If there was one thing I took away from this book, it was this: If we don’t express ourselves, we kill ourselves little by little, slowly by slowly, everyday.
If people don’t express themselves, they die one piece at a time. – Melinda
I just want to sleep. A coma would be nice. Or amnesia. Anything, just to get rid of this, these thoughts, whispers in my mind. Did he rape my head, too? – Melinda
He says a million things without saying a word. I have never heard a more eloquent silence. – Melinda
It wasn’t my fault. He hurt me. It wasn’t my fault. And I’m not going to let it kill me. I can grow. – Melinda
From the author of the New York Times bestseller Eleanor & Park.
A coming-of-age tale of fan fiction, family and first love.
Cath is a Simon Snow fan.
Okay, the whole world is a Simon Snow fan…
But for Cath, being a fan is her life—and she’s really good at it. She and her twin sister, Wren, ensconced themselves in the Simon Snow series when they were just kids; it’s what got them through their mother leaving.

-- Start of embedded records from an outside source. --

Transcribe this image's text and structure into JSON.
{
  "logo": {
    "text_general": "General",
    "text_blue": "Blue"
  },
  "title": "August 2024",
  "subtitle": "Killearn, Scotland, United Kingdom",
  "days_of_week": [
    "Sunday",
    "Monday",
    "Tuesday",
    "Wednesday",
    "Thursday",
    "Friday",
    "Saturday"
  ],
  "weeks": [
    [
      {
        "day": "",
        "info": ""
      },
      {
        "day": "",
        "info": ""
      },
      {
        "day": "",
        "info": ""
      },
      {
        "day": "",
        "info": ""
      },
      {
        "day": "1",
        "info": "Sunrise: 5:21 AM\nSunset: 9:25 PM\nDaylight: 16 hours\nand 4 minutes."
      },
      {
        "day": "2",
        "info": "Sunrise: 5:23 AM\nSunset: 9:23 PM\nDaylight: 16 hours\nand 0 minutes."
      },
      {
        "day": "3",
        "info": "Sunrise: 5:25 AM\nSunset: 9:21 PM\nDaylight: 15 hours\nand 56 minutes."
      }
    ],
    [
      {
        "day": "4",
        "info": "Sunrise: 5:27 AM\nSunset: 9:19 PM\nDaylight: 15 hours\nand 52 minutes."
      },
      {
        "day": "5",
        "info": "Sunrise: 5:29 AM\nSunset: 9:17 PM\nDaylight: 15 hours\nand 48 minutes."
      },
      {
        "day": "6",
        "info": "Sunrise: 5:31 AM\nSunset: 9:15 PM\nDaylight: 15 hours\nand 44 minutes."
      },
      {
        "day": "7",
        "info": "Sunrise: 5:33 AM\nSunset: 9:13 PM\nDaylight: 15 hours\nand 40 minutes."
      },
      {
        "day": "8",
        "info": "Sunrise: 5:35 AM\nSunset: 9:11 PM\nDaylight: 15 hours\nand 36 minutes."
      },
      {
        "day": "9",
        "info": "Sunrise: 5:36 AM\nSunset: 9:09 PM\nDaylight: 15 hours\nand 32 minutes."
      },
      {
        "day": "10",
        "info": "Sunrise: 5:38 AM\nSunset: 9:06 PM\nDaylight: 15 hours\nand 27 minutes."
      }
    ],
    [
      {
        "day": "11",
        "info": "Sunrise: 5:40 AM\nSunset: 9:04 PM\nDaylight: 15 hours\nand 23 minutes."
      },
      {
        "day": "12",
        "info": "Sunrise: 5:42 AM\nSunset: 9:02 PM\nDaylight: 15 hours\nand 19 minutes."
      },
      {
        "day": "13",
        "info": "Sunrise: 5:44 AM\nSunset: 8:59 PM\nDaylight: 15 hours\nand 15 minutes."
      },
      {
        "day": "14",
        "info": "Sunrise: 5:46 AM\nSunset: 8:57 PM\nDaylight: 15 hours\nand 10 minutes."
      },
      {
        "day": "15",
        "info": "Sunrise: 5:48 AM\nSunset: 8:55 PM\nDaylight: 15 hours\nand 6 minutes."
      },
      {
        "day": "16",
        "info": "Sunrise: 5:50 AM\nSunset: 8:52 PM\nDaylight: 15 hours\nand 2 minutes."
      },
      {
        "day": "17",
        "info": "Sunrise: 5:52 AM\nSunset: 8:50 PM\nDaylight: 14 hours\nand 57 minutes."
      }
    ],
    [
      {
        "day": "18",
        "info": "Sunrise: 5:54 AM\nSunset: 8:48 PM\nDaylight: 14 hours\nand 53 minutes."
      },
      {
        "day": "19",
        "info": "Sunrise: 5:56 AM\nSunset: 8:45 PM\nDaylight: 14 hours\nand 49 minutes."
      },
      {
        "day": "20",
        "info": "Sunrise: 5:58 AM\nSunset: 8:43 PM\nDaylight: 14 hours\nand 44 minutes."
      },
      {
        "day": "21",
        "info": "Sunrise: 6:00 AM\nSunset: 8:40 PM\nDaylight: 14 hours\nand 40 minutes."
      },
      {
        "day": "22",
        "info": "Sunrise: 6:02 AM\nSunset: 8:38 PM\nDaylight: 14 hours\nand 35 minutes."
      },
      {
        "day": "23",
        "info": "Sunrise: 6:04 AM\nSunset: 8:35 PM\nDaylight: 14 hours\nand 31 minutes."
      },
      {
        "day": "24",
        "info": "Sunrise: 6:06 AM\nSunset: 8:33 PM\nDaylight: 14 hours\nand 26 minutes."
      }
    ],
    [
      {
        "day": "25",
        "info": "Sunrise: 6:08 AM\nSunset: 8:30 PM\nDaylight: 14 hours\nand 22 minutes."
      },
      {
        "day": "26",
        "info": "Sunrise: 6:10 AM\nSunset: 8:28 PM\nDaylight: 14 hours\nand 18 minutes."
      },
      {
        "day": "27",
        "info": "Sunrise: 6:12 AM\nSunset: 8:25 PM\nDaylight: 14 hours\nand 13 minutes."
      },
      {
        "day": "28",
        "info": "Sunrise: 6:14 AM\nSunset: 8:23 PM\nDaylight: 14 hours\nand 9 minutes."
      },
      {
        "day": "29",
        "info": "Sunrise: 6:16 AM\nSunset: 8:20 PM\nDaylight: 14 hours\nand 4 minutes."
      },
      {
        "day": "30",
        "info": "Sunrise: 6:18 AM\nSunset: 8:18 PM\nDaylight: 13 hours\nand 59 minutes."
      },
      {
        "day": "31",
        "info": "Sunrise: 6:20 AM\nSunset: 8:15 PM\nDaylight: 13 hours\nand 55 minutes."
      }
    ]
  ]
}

Reading. Rereading. Hanging out in Simon Snow forums, writing Simon Snow fan fiction, dressing up like the characters for every movie premiere.
Cath’s sister has mostly grown away from fandom, but Cath can’t let go. She doesn’t want to.
Now that they’re going to college, Wren has told Cath she doesn’t want to be roommates. Cath is on her own, completely outside of her comfort zone. She’s got a surly roommate with a charming, always-around boyfriend, a fiction-writing professor who thinks fan fiction is the end of the civilized world, a handsome classmate who only wants to talk about words… And she can’t stop worrying about her dad, who’s loving and fragile and has never really been alone.
For Cath, the question is: Can she do this?
Can she make it without Wren holding her hand? Is she ready to start living her own life? Writing her own stories?
And does she even want to move on if it means leaving Simon Snow behind?
Fangirl has been all the rage for the past year now, so I read it to see what all the fuss was about.
What I found really appealing about it was that the protagonist was very relatable to myself, because she, like me, is a fangirl.
Cath is off to college as a new freshman, and she likes to hole up in her dorm room and write fanfiction. The crazy thing about reading this story is that I felt like I was reading about myself in the future, fast forward a year and a half. I felt myself nodding along with her antisocial personality. Cath was actually living my dream: taking a creative writing class and being favored by the professor as being possibly the best writer there. She was also a serious inspiration for me to take up writing fanfiction again. This book just reminded me of the wonder of producing an entirely new storyline out of characters you love and have already enjoyed reading about.
Now, on to Levi, Cath’s love interest. I think that Levi has actually beat out Augustus Waters for me in being my favorite boy ever in a YA novel. He is everything I enjoy being around: outgoing, nice to everyone, charming, charismatic, and, to top it all off, a smiler. I was totally disagreeing with Cath when she was faulting him for being so nice at first. I loved it!
I feel like Cath and Levi’s relationship was the most real relationship I have actually read in a YA novel. It happened slowly, and not right off the bat. Levi just kind of grew on Cath, and their first kiss was literally the cutest thing I have ever read. I squealed out loud multiple times during the buildup to the kiss. The way Cath got to explore being in love with such a wonderful guy as Levi was heartwarming, and they had their very realistic ups and downs before they even got together.
If you’re looking for a relatable YA book with a very realistic romance, look no further: grab a copy of Fangirl right away!